**Records for this task:**
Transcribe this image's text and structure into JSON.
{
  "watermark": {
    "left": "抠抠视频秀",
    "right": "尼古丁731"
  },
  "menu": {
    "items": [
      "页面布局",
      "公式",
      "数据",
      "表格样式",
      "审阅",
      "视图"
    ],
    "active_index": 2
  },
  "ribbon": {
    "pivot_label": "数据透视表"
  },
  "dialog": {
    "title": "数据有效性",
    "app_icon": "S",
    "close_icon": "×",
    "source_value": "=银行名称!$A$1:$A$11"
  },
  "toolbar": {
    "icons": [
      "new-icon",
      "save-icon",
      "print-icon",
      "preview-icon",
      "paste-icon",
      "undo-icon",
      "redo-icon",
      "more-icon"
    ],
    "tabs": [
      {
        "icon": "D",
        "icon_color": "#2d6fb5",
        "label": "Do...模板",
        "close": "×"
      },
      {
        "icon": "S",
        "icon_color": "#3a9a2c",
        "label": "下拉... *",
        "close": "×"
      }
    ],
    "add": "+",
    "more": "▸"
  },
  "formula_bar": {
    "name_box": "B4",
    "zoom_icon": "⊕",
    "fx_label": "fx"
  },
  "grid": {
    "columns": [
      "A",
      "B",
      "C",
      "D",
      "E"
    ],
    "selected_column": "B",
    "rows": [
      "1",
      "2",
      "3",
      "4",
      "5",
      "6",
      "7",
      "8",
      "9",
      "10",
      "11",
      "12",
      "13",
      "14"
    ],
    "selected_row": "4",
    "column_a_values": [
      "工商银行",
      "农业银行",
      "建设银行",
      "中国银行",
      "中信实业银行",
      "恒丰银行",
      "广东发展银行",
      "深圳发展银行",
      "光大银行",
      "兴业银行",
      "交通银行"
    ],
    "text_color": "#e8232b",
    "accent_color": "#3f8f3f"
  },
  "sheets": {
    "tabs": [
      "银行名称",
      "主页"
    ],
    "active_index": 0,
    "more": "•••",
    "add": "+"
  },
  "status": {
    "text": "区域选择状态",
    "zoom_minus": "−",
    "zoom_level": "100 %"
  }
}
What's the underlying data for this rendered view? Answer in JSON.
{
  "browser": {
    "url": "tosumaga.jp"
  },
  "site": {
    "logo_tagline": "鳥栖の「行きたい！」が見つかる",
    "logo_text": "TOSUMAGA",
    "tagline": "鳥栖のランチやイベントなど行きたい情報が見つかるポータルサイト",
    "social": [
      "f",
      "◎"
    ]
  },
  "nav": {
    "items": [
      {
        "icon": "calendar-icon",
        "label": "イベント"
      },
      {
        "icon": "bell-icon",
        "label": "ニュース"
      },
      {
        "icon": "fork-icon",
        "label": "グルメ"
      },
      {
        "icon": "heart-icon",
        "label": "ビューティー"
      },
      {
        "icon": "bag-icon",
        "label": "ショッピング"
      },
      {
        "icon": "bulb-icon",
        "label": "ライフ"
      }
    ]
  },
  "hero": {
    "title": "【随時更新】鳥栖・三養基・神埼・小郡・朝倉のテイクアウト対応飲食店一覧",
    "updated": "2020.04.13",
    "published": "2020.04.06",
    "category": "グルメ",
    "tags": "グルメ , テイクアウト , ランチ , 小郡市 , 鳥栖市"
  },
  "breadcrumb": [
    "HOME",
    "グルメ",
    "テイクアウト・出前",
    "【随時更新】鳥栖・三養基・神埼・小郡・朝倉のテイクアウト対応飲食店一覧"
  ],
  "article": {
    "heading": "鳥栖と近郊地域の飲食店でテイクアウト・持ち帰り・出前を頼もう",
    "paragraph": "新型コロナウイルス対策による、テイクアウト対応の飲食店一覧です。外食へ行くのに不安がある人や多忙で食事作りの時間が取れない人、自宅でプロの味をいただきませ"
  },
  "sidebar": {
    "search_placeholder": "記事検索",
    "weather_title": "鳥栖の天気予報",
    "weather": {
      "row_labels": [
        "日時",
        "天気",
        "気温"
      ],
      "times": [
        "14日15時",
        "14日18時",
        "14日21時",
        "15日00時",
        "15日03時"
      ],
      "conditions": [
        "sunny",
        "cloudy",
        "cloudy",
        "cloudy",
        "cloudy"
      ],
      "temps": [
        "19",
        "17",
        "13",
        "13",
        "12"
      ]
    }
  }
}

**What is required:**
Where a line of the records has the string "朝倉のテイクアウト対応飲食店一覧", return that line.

**Answer:**
    "title": "【随時更新】鳥栖・三養基・神埼・小郡・朝倉のテイクアウト対応飲食店一覧",
    "【随時更新】鳥栖・三養基・神埼・小郡・朝倉のテイクアウト対応飲食店一覧"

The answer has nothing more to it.